### Assigned task
When you come to a picture, pass over it, and set down the entries below exactly.

### Given records
──────────────────────────────

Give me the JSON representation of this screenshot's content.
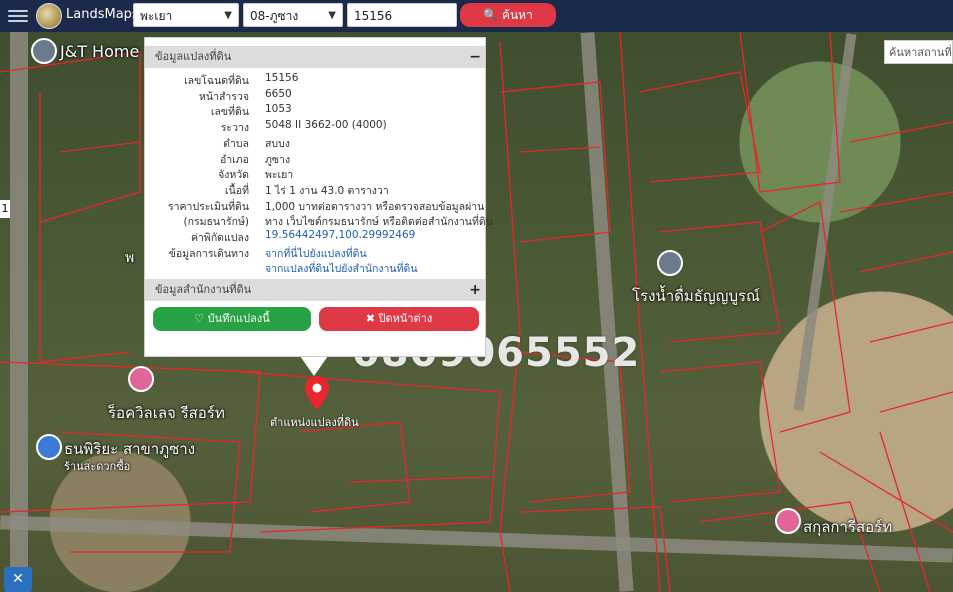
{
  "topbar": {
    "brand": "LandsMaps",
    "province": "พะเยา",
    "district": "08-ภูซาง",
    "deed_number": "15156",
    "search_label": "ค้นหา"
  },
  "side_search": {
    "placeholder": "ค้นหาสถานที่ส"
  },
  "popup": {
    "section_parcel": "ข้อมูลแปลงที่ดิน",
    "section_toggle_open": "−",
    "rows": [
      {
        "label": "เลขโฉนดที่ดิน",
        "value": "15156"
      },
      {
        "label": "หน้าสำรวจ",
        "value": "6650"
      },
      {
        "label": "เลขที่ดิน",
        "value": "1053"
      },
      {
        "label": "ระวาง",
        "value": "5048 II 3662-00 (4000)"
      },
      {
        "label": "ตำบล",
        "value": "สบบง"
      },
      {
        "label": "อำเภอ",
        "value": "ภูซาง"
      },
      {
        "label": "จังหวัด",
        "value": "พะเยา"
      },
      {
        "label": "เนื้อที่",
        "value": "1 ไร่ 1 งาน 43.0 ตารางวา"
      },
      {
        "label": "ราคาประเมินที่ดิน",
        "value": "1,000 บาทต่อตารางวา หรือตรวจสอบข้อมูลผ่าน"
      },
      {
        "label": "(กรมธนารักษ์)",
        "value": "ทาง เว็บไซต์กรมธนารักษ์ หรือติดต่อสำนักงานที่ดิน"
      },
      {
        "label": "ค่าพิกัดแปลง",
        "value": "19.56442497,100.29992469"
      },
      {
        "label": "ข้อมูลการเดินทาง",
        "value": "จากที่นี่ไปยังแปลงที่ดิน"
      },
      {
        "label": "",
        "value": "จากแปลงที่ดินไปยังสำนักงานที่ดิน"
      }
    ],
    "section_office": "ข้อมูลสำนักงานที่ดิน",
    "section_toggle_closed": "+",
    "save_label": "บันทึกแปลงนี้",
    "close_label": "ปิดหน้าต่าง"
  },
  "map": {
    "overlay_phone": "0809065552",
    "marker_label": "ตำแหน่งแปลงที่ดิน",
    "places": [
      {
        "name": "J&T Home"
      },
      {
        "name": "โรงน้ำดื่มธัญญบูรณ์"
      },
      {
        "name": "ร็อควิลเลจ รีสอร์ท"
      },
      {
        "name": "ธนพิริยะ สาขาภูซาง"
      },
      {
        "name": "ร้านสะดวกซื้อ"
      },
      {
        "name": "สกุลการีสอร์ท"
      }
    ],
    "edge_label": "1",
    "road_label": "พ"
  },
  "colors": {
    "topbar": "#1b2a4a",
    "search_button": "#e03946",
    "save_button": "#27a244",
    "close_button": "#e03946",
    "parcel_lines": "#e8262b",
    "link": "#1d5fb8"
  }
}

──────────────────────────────

### Solution below
Give me the JSON representation of this screenshot's content.
{
  "topbar": {
    "brand": "LandsMaps",
    "province": "พะเยา",
    "district": "08-ภูซาง",
    "deed_number": "15156",
    "search_label": "ค้นหา"
  },
  "side_search": {
    "placeholder": "ค้นหาสถานที่ส"
  },
  "popup": {
    "section_parcel": "ข้อมูลแปลงที่ดิน",
    "section_toggle_open": "−",
    "rows": [
      {
        "label": "เลขโฉนดที่ดิน",
        "value": "15156"
      },
      {
        "label": "หน้าสำรวจ",
        "value": "6650"
      },
      {
        "label": "เลขที่ดิน",
        "value": "1053"
      },
      {
        "label": "ระวาง",
        "value": "5048 II 3662-00 (4000)"
      },
      {
        "label": "ตำบล",
        "value": "สบบง"
      },
      {
        "label": "อำเภอ",
        "value": "ภูซาง"
      },
      {
        "label": "จังหวัด",
        "value": "พะเยา"
      },
      {
        "label": "เนื้อที่",
        "value": "1 ไร่ 1 งาน 43.0 ตารางวา"
      },
      {
        "label": "ราคาประเมินที่ดิน",
        "value": "1,000 บาทต่อตารางวา หรือตรวจสอบข้อมูลผ่าน"
      },
      {
        "label": "(กรมธนารักษ์)",
        "value": "ทาง เว็บไซต์กรมธนารักษ์ หรือติดต่อสำนักงานที่ดิน"
      },
      {
        "label": "ค่าพิกัดแปลง",
        "value": "19.56442497,100.29992469"
      },
      {
        "label": "ข้อมูลการเดินทาง",
        "value": "จากที่นี่ไปยังแปลงที่ดิน"
      },
      {
        "label": "",
        "value": "จากแปลงที่ดินไปยังสำนักงานที่ดิน"
      }
    ],
    "section_office": "ข้อมูลสำนักงานที่ดิน",
    "section_toggle_closed": "+",
    "save_label": "บันทึกแปลงนี้",
    "close_label": "ปิดหน้าต่าง"
  },
  "map": {
    "overlay_phone": "0809065552",
    "marker_label": "ตำแหน่งแปลงที่ดิน",
    "places": [
      {
        "name": "J&T Home"
      },
      {
        "name": "โรงน้ำดื่มธัญญบูรณ์"
      },
      {
        "name": "ร็อควิลเลจ รีสอร์ท"
      },
      {
        "name": "ธนพิริยะ สาขาภูซาง"
      },
      {
        "name": "ร้านสะดวกซื้อ"
      },
      {
        "name": "สกุลการีสอร์ท"
      }
    ],
    "edge_label": "1",
    "road_label": "พ"
  },
  "colors": {
    "topbar": "#1b2a4a",
    "search_button": "#e03946",
    "save_button": "#27a244",
    "close_button": "#e03946",
    "parcel_lines": "#e8262b",
    "link": "#1d5fb8"
  }
}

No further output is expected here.